▶ **EXERCISE OBJECTIVE**
Every line of the listing belongs in your answer exactly as written; the images do not.

▶ **EXERCISE INPUT**

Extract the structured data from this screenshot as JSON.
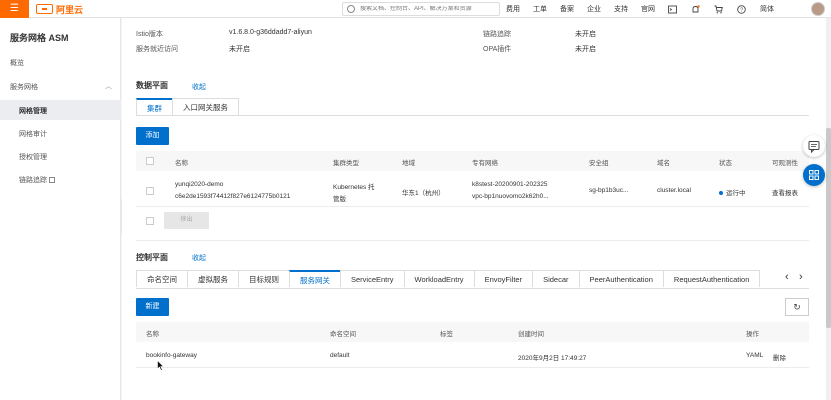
{
  "header": {
    "brand": "阿里云",
    "search_placeholder": "搜索文档、控制台、API、解决方案和资源",
    "nav": [
      "费用",
      "工单",
      "备案",
      "企业",
      "支持",
      "官网"
    ],
    "lang": "简体",
    "icons": [
      "terminal-icon",
      "bell-icon",
      "cart-icon",
      "help-icon"
    ]
  },
  "sidebar": {
    "title": "服务网格 ASM",
    "items": [
      {
        "label": "概览"
      },
      {
        "label": "服务网格",
        "arrow": "︿"
      },
      {
        "label": "网格管理",
        "active": true
      },
      {
        "label": "网格审计"
      },
      {
        "label": "授权管理"
      },
      {
        "label": "链路追踪"
      }
    ]
  },
  "info": {
    "istio_label": "Istio版本",
    "istio_value": "v1.6.8.0-g36ddadd7-aliyun",
    "svc_label": "服务就近访问",
    "svc_value": "未开启",
    "trace_label": "链路追踪",
    "trace_value": "未开启",
    "opa_label": "OPA插件",
    "opa_value": "未开启"
  },
  "data_plane": {
    "title": "数据平面",
    "collapse": "收起",
    "tabs": [
      "集群",
      "入口网关服务"
    ],
    "add_button": "添加",
    "columns": [
      "名称",
      "集群类型",
      "地域",
      "专有网络",
      "安全组",
      "域名",
      "状态",
      "可观测性"
    ],
    "row": {
      "name": "yunqi2020-demo",
      "id": "c6e2de1593f74412f827e6124775b0121",
      "type_line1": "Kubernetes 托",
      "type_line2": "管版",
      "region": "华东1（杭州）",
      "vpc_line1": "k8stest-20200901-202325",
      "vpc_line2": "vpc-bp1nuovomo2k62h0...",
      "sg": "sg-bp1b3uc...",
      "domain": "cluster.local",
      "status": "运行中",
      "observe": "查看报表"
    },
    "remove_button": "移出"
  },
  "control_plane": {
    "title": "控制平面",
    "collapse": "收起",
    "tabs": [
      "命名空间",
      "虚拟服务",
      "目标规则",
      "服务网关",
      "ServiceEntry",
      "WorkloadEntry",
      "EnvoyFilter",
      "Sidecar",
      "PeerAuthentication",
      "RequestAuthentication"
    ],
    "active_tab": "服务网关",
    "new_button": "新建",
    "columns": [
      "名称",
      "命名空间",
      "标签",
      "创建时间",
      "操作"
    ],
    "row": {
      "name": "bookinfo-gateway",
      "namespace": "default",
      "labels": "",
      "created": "2020年9月2日 17:49:27",
      "yaml": "YAML",
      "delete": "删除"
    }
  },
  "colors": {
    "accent": "#0070cc",
    "brand": "#ff6a00",
    "status_ok": "#0070cc"
  }
}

▶ **TASK ANSWER**
Extract the structured data from this screenshot as JSON.
{
  "header": {
    "brand": "阿里云",
    "search_placeholder": "搜索文档、控制台、API、解决方案和资源",
    "nav": [
      "费用",
      "工单",
      "备案",
      "企业",
      "支持",
      "官网"
    ],
    "lang": "简体",
    "icons": [
      "terminal-icon",
      "bell-icon",
      "cart-icon",
      "help-icon"
    ]
  },
  "sidebar": {
    "title": "服务网格 ASM",
    "items": [
      {
        "label": "概览"
      },
      {
        "label": "服务网格",
        "arrow": "︿"
      },
      {
        "label": "网格管理",
        "active": true
      },
      {
        "label": "网格审计"
      },
      {
        "label": "授权管理"
      },
      {
        "label": "链路追踪"
      }
    ]
  },
  "info": {
    "istio_label": "Istio版本",
    "istio_value": "v1.6.8.0-g36ddadd7-aliyun",
    "svc_label": "服务就近访问",
    "svc_value": "未开启",
    "trace_label": "链路追踪",
    "trace_value": "未开启",
    "opa_label": "OPA插件",
    "opa_value": "未开启"
  },
  "data_plane": {
    "title": "数据平面",
    "collapse": "收起",
    "tabs": [
      "集群",
      "入口网关服务"
    ],
    "add_button": "添加",
    "columns": [
      "名称",
      "集群类型",
      "地域",
      "专有网络",
      "安全组",
      "域名",
      "状态",
      "可观测性"
    ],
    "row": {
      "name": "yunqi2020-demo",
      "id": "c6e2de1593f74412f827e6124775b0121",
      "type_line1": "Kubernetes 托",
      "type_line2": "管版",
      "region": "华东1（杭州）",
      "vpc_line1": "k8stest-20200901-202325",
      "vpc_line2": "vpc-bp1nuovomo2k62h0...",
      "sg": "sg-bp1b3uc...",
      "domain": "cluster.local",
      "status": "运行中",
      "observe": "查看报表"
    },
    "remove_button": "移出"
  },
  "control_plane": {
    "title": "控制平面",
    "collapse": "收起",
    "tabs": [
      "命名空间",
      "虚拟服务",
      "目标规则",
      "服务网关",
      "ServiceEntry",
      "WorkloadEntry",
      "EnvoyFilter",
      "Sidecar",
      "PeerAuthentication",
      "RequestAuthentication"
    ],
    "active_tab": "服务网关",
    "new_button": "新建",
    "columns": [
      "名称",
      "命名空间",
      "标签",
      "创建时间",
      "操作"
    ],
    "row": {
      "name": "bookinfo-gateway",
      "namespace": "default",
      "labels": "",
      "created": "2020年9月2日 17:49:27",
      "yaml": "YAML",
      "delete": "删除"
    }
  },
  "colors": {
    "accent": "#0070cc",
    "brand": "#ff6a00",
    "status_ok": "#0070cc"
  }
}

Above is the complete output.